→ What you have to do: Lines with "Channel" in the entries below: count them and reply with the number alone.

→ Records to process:

----

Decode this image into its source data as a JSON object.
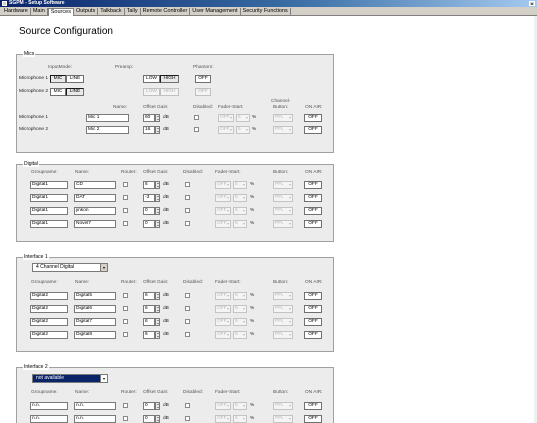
{
  "window": {
    "title": "SGPM - Setup Software",
    "close_glyph": "x"
  },
  "menu": [
    "Hardware",
    "Main",
    "Sources",
    "Outputs",
    "Talkback",
    "Tally",
    "Remote Controller",
    "User Management",
    "Security Functions"
  ],
  "active_menu": "Sources",
  "page_title": "Source Configuration",
  "common": {
    "db": "dB",
    "pct": "%",
    "off": "OFF"
  },
  "mics": {
    "label": "Mics",
    "h_inputmode": "InputMode:",
    "h_preamp": "Preamp:",
    "h_phantom": "Phantom:",
    "h_name": "Name:",
    "h_offset": "Offset Gain:",
    "h_disabled": "Disabled:",
    "h_fader": "Fader-Start:",
    "h_channel": "Channel-",
    "h_button": "Button:",
    "h_onair": "ON AIR:",
    "mode_mic": "MIC",
    "mode_line": "LINE",
    "pre_low": "LOW",
    "pre_high": "HIGH",
    "rows": [
      {
        "label": "Microphone 1",
        "name": "Mic 1",
        "gain": "60"
      },
      {
        "label": "Microphone 2",
        "name": "Mic 2",
        "gain": "16"
      }
    ]
  },
  "digital": {
    "label": "Digital",
    "h_group": "Groupname:",
    "h_name": "Name:",
    "h_router": "Router:",
    "h_offset": "Offset Gain:",
    "h_disabled": "Disabled:",
    "h_fader": "Fader-Start:",
    "h_button": "Button:",
    "h_onair": "ON AIR:",
    "rows": [
      {
        "group": "Digital1",
        "name": "CD",
        "gain": "6"
      },
      {
        "group": "Digital1",
        "name": "DAT",
        "gain": "-3"
      },
      {
        "group": "Digital1",
        "name": "jinkon",
        "gain": "0"
      },
      {
        "group": "Digital1",
        "name": "Novel7",
        "gain": "0"
      }
    ]
  },
  "interface1": {
    "label": "Interface 1",
    "select": "4 Channel Digital",
    "h_group": "Groupname:",
    "h_name": "Name:",
    "h_router": "Router:",
    "h_offset": "Offset Gain:",
    "h_disabled": "Disabled:",
    "h_fader": "Fader-Start:",
    "h_button": "Button:",
    "h_onair": "ON AIR:",
    "rows": [
      {
        "group": "Digital2",
        "name": "Digital5",
        "gain": "6"
      },
      {
        "group": "Digital2",
        "name": "Digital6",
        "gain": "6"
      },
      {
        "group": "Digital2",
        "name": "Digital7",
        "gain": "6"
      },
      {
        "group": "Digital2",
        "name": "Digital8",
        "gain": "6"
      }
    ]
  },
  "interface2": {
    "label": "Interface 2",
    "select": "not available",
    "h_group": "Groupname:",
    "h_name": "Name:",
    "h_router": "Router:",
    "h_offset": "Offset Gain:",
    "h_disabled": "Disabled:",
    "h_fader": "Fader-Start:",
    "h_button": "Button:",
    "h_onair": "ON AIR:",
    "rows": [
      {
        "group": "n.n.",
        "name": "n.n.",
        "gain": "0"
      },
      {
        "group": "n.n.",
        "name": "n.n.",
        "gain": "0"
      }
    ]
  },
  "fader_off": "OFF",
  "fader_val": "5",
  "button_pfl": "PFL"
}
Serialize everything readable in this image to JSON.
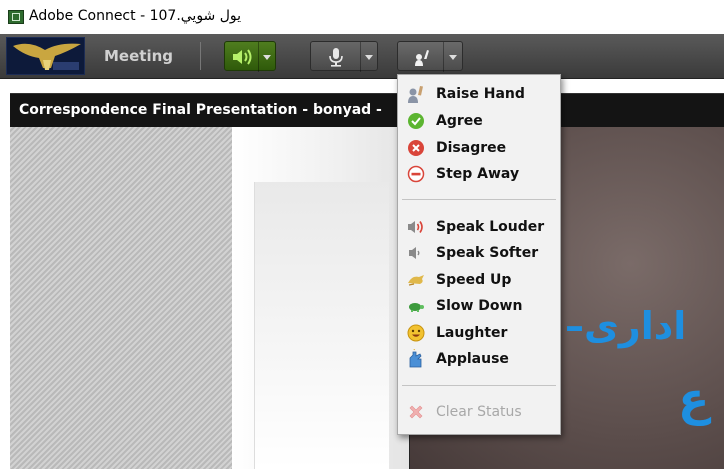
{
  "window": {
    "title": "Adobe Connect - يول شويي.107"
  },
  "toolbar": {
    "meeting_label": "Meeting",
    "speaker_button": {
      "icon": "speaker-icon",
      "active": true
    },
    "mic_button": {
      "icon": "microphone-icon"
    },
    "status_button": {
      "icon": "raise-hand-icon"
    }
  },
  "pod": {
    "title": "Correspondence Final Presentation - bonyad -"
  },
  "slide": {
    "text_line1": "اداری–",
    "text_line2": "ع"
  },
  "status_menu": {
    "group1": [
      {
        "label": "Raise Hand",
        "icon": "raise-hand-icon"
      },
      {
        "label": "Agree",
        "icon": "agree-check-icon"
      },
      {
        "label": "Disagree",
        "icon": "disagree-x-icon"
      },
      {
        "label": "Step Away",
        "icon": "step-away-icon"
      }
    ],
    "group2": [
      {
        "label": "Speak Louder",
        "icon": "speak-louder-icon"
      },
      {
        "label": "Speak Softer",
        "icon": "speak-softer-icon"
      },
      {
        "label": "Speed Up",
        "icon": "speed-up-icon"
      },
      {
        "label": "Slow Down",
        "icon": "slow-down-icon"
      },
      {
        "label": "Laughter",
        "icon": "laughter-icon"
      },
      {
        "label": "Applause",
        "icon": "applause-icon"
      }
    ],
    "clear_status": {
      "label": "Clear Status",
      "icon": "clear-status-icon",
      "enabled": false
    }
  },
  "colors": {
    "speaker_active": "#3f6d14",
    "agree": "#5cb531",
    "disagree": "#d9453a",
    "slide_text": "#1e8fe0"
  }
}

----

→ Completed task: 2